- **ASSIGNED TASK**: Copy all records precisely, apart from the pictures.

Component data from apps and pages:
*-*-*
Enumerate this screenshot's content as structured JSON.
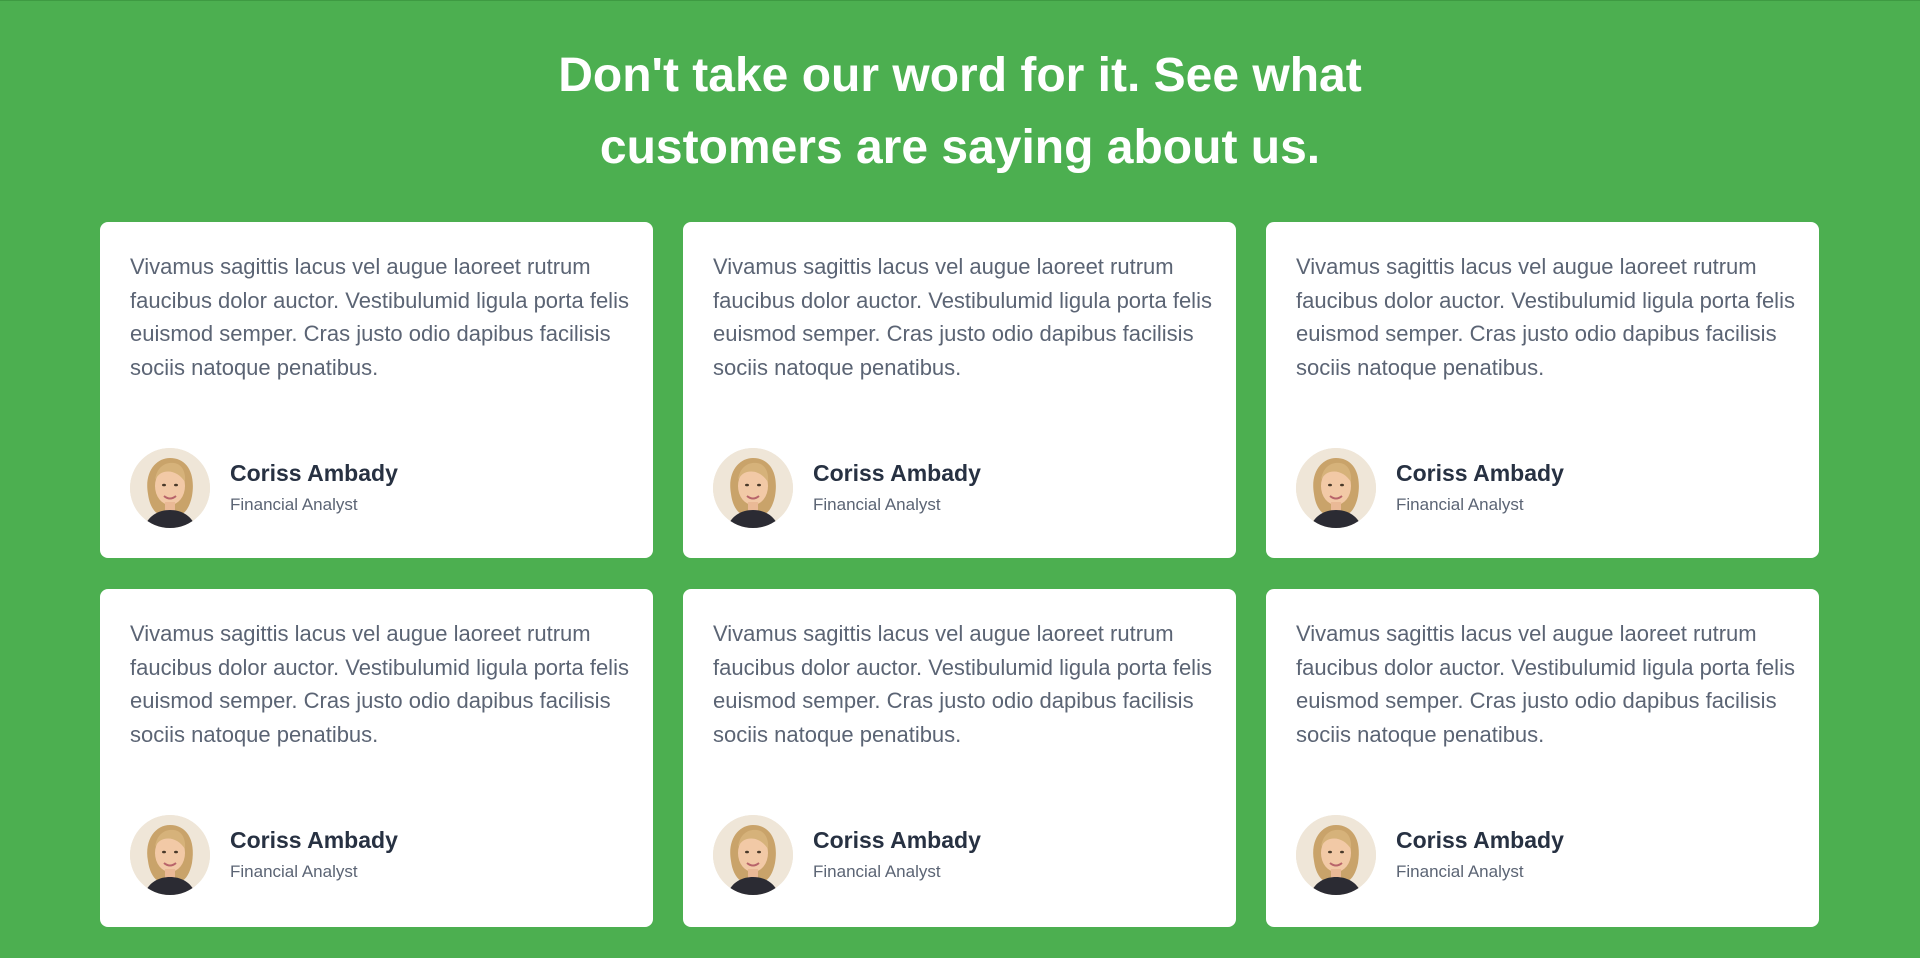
{
  "section": {
    "heading_line1": "Don't take our word for it. See what",
    "heading_line2": "customers are saying about us.",
    "background_color": "#4caf50"
  },
  "testimonials": [
    {
      "quote": "Vivamus sagittis lacus vel augue laoreet rutrum faucibus dolor auctor. Vestibulumid ligula porta felis euismod semper. Cras justo odio dapibus facilisis sociis natoque penatibus.",
      "name": "Coriss Ambady",
      "role": "Financial Analyst",
      "avatar_icon": "person-avatar-icon"
    },
    {
      "quote": "Vivamus sagittis lacus vel augue laoreet rutrum faucibus dolor auctor. Vestibulumid ligula porta felis euismod semper. Cras justo odio dapibus facilisis sociis natoque penatibus.",
      "name": "Coriss Ambady",
      "role": "Financial Analyst",
      "avatar_icon": "person-avatar-icon"
    },
    {
      "quote": "Vivamus sagittis lacus vel augue laoreet rutrum faucibus dolor auctor. Vestibulumid ligula porta felis euismod semper. Cras justo odio dapibus facilisis sociis natoque penatibus.",
      "name": "Coriss Ambady",
      "role": "Financial Analyst",
      "avatar_icon": "person-avatar-icon"
    },
    {
      "quote": "Vivamus sagittis lacus vel augue laoreet rutrum faucibus dolor auctor. Vestibulumid ligula porta felis euismod semper. Cras justo odio dapibus facilisis sociis natoque penatibus.",
      "name": "Coriss Ambady",
      "role": "Financial Analyst",
      "avatar_icon": "person-avatar-icon"
    },
    {
      "quote": "Vivamus sagittis lacus vel augue laoreet rutrum faucibus dolor auctor. Vestibulumid ligula porta felis euismod semper. Cras justo odio dapibus facilisis sociis natoque penatibus.",
      "name": "Coriss Ambady",
      "role": "Financial Analyst",
      "avatar_icon": "person-avatar-icon"
    },
    {
      "quote": "Vivamus sagittis lacus vel augue laoreet rutrum faucibus dolor auctor. Vestibulumid ligula porta felis euismod semper. Cras justo odio dapibus facilisis sociis natoque penatibus.",
      "name": "Coriss Ambady",
      "role": "Financial Analyst",
      "avatar_icon": "person-avatar-icon"
    }
  ]
}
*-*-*
- **FINISHED TASK**:
Enumerate this screenshot's content as structured JSON.
{
  "section": {
    "heading_line1": "Don't take our word for it. See what",
    "heading_line2": "customers are saying about us.",
    "background_color": "#4caf50"
  },
  "testimonials": [
    {
      "quote": "Vivamus sagittis lacus vel augue laoreet rutrum faucibus dolor auctor. Vestibulumid ligula porta felis euismod semper. Cras justo odio dapibus facilisis sociis natoque penatibus.",
      "name": "Coriss Ambady",
      "role": "Financial Analyst",
      "avatar_icon": "person-avatar-icon"
    },
    {
      "quote": "Vivamus sagittis lacus vel augue laoreet rutrum faucibus dolor auctor. Vestibulumid ligula porta felis euismod semper. Cras justo odio dapibus facilisis sociis natoque penatibus.",
      "name": "Coriss Ambady",
      "role": "Financial Analyst",
      "avatar_icon": "person-avatar-icon"
    },
    {
      "quote": "Vivamus sagittis lacus vel augue laoreet rutrum faucibus dolor auctor. Vestibulumid ligula porta felis euismod semper. Cras justo odio dapibus facilisis sociis natoque penatibus.",
      "name": "Coriss Ambady",
      "role": "Financial Analyst",
      "avatar_icon": "person-avatar-icon"
    },
    {
      "quote": "Vivamus sagittis lacus vel augue laoreet rutrum faucibus dolor auctor. Vestibulumid ligula porta felis euismod semper. Cras justo odio dapibus facilisis sociis natoque penatibus.",
      "name": "Coriss Ambady",
      "role": "Financial Analyst",
      "avatar_icon": "person-avatar-icon"
    },
    {
      "quote": "Vivamus sagittis lacus vel augue laoreet rutrum faucibus dolor auctor. Vestibulumid ligula porta felis euismod semper. Cras justo odio dapibus facilisis sociis natoque penatibus.",
      "name": "Coriss Ambady",
      "role": "Financial Analyst",
      "avatar_icon": "person-avatar-icon"
    },
    {
      "quote": "Vivamus sagittis lacus vel augue laoreet rutrum faucibus dolor auctor. Vestibulumid ligula porta felis euismod semper. Cras justo odio dapibus facilisis sociis natoque penatibus.",
      "name": "Coriss Ambady",
      "role": "Financial Analyst",
      "avatar_icon": "person-avatar-icon"
    }
  ]
}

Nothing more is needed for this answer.